It’s stranger than you can account for,
being alive, a cold January morning and twenty
wild turkeys high up in white oaks,
their waking up stretches in half-light—
first unbending out of a hunched ball, then
unfurling a wing, the second, while the broad
tail sticks out, flares, judders up and down.
Everyone says how stupid they are, will drown
when it rains simply by gaping up. I can’t
call them beautiful—but I grudgingly give them
credit for the way they balance on brittle thin
branches seemingly without fear.
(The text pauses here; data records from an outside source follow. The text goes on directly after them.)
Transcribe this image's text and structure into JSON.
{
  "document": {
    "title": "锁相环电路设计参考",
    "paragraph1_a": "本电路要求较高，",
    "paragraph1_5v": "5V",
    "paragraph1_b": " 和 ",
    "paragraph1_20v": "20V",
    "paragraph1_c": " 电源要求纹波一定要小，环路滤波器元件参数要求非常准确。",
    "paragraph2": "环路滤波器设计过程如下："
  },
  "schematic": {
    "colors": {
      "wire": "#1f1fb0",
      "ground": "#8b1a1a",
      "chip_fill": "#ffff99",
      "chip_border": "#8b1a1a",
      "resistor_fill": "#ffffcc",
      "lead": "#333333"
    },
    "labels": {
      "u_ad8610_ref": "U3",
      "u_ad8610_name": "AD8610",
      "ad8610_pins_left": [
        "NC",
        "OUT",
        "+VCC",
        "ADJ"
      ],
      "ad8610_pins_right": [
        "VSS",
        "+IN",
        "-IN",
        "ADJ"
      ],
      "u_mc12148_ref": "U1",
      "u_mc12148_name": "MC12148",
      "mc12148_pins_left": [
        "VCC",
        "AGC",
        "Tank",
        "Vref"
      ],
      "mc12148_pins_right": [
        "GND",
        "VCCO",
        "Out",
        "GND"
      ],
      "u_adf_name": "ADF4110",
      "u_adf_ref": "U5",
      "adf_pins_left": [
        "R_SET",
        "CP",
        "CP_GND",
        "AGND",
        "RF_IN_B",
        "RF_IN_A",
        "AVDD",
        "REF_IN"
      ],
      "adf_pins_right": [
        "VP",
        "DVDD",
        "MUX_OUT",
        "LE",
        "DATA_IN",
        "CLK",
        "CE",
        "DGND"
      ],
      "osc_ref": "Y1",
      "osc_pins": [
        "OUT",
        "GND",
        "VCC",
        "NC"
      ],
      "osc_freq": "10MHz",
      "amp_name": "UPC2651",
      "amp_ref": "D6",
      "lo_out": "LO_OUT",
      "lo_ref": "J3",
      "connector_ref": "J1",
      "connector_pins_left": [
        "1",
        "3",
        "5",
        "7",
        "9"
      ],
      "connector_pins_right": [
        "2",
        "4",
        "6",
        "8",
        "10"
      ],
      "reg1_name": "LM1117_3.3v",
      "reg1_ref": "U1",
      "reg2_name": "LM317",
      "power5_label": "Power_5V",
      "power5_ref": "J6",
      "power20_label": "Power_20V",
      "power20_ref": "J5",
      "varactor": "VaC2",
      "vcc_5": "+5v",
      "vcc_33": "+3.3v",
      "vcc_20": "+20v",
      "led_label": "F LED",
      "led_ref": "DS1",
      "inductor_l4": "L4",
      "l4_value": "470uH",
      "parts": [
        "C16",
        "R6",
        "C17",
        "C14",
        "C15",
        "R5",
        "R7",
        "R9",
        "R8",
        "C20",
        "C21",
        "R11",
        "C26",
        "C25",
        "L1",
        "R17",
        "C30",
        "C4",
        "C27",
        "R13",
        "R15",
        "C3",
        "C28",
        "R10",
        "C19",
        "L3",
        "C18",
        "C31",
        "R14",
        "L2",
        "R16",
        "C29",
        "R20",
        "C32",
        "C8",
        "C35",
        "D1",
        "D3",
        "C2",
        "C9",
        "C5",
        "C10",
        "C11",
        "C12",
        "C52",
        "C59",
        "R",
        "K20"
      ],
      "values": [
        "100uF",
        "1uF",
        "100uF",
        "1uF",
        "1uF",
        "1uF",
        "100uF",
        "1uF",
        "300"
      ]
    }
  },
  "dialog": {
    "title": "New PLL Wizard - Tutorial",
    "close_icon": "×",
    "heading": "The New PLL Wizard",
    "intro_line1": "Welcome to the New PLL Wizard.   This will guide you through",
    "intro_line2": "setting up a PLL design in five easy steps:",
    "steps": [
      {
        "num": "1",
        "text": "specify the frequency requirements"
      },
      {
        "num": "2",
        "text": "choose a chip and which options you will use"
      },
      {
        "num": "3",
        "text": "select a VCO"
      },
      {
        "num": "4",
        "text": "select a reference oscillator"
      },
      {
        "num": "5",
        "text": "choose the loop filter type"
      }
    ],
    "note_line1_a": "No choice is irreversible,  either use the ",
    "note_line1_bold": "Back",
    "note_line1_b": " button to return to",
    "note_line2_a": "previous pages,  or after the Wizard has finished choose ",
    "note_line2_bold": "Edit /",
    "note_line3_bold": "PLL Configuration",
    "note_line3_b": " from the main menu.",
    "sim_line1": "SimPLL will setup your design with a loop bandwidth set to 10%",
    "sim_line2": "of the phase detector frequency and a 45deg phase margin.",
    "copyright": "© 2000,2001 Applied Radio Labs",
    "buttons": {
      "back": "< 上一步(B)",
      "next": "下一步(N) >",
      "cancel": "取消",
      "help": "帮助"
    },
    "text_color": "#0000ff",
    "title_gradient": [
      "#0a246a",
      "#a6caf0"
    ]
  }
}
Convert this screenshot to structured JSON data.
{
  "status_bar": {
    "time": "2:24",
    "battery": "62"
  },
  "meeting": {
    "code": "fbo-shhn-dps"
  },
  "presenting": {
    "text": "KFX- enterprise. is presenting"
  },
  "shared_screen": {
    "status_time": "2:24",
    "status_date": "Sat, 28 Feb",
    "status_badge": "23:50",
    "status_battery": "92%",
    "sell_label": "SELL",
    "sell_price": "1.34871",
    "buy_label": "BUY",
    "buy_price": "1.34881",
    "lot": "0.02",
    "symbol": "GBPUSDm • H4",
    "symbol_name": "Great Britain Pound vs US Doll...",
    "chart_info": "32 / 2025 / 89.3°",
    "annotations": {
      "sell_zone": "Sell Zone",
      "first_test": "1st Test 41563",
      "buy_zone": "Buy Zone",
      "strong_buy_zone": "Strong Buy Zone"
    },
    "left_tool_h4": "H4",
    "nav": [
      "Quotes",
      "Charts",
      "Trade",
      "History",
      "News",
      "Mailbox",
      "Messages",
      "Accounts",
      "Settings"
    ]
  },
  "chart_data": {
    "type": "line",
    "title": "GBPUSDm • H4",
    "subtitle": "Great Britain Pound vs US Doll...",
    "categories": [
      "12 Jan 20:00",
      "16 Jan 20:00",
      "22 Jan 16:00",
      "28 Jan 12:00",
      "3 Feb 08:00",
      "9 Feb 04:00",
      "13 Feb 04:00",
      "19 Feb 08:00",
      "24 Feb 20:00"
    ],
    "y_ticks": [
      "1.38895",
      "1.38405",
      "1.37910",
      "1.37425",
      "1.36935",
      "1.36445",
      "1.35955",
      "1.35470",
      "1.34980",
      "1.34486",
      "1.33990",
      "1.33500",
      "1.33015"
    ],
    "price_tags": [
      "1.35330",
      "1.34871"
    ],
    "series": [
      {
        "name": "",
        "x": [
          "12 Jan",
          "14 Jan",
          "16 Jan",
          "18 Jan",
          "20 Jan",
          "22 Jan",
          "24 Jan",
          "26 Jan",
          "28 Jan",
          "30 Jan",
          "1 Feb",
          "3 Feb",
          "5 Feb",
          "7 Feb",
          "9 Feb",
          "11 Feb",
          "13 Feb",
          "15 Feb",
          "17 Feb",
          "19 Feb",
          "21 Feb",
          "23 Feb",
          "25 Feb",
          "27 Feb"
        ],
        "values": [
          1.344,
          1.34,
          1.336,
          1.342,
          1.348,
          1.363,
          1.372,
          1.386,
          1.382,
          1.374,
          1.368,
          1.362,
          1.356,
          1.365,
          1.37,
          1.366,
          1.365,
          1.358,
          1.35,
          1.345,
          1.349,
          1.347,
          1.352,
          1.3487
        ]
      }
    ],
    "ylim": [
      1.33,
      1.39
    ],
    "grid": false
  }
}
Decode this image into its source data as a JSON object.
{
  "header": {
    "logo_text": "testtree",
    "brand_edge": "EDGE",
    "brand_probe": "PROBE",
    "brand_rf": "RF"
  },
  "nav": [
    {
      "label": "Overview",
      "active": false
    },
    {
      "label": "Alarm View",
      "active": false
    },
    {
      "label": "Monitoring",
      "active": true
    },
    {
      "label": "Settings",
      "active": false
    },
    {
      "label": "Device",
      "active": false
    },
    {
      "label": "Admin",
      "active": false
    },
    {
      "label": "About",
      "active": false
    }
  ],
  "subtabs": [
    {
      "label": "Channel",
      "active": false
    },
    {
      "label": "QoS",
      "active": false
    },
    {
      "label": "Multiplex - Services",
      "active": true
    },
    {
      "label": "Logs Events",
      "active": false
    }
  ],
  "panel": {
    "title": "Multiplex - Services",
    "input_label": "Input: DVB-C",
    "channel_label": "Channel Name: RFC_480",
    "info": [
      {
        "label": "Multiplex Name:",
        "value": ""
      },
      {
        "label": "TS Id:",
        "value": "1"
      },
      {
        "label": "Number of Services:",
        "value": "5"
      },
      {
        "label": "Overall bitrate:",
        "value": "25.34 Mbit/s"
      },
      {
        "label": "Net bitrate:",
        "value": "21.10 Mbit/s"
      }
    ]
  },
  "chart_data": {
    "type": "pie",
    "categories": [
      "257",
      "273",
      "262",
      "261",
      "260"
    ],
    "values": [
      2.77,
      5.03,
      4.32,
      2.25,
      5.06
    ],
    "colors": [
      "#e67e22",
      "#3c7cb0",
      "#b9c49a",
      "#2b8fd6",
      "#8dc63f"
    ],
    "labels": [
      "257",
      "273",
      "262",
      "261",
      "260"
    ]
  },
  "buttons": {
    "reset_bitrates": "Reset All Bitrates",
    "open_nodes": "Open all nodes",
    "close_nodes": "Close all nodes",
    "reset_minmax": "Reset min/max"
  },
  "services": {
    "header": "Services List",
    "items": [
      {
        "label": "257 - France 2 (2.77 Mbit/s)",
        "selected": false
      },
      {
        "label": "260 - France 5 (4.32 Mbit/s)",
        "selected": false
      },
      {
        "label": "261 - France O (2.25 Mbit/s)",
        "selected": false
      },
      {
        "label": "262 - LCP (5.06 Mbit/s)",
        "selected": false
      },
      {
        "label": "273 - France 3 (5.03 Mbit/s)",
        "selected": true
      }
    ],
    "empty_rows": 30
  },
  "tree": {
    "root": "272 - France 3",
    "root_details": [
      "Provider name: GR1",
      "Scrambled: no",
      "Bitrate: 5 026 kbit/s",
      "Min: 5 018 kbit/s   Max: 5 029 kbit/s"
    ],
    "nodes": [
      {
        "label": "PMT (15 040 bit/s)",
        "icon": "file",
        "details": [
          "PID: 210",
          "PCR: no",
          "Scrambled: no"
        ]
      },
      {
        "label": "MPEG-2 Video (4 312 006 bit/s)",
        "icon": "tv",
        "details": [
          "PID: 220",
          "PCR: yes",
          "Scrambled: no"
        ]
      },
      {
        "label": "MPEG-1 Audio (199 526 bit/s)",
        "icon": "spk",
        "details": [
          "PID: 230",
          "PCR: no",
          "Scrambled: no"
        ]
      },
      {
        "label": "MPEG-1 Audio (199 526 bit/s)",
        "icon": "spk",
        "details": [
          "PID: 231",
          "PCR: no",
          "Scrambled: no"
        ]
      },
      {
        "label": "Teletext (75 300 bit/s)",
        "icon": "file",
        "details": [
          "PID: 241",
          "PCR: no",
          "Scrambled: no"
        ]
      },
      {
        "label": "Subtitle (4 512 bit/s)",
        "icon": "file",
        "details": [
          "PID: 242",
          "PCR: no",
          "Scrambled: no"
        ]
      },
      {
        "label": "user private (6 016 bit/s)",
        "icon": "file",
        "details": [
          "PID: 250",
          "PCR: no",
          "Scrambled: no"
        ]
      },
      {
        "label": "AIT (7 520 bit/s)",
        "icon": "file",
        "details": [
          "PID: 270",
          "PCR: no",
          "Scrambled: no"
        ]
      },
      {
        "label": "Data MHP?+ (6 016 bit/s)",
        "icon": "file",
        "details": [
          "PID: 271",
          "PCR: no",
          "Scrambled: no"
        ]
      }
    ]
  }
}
How to have
poise, to nestle down to rest on a fragile thing?
Photo By: Charlie Day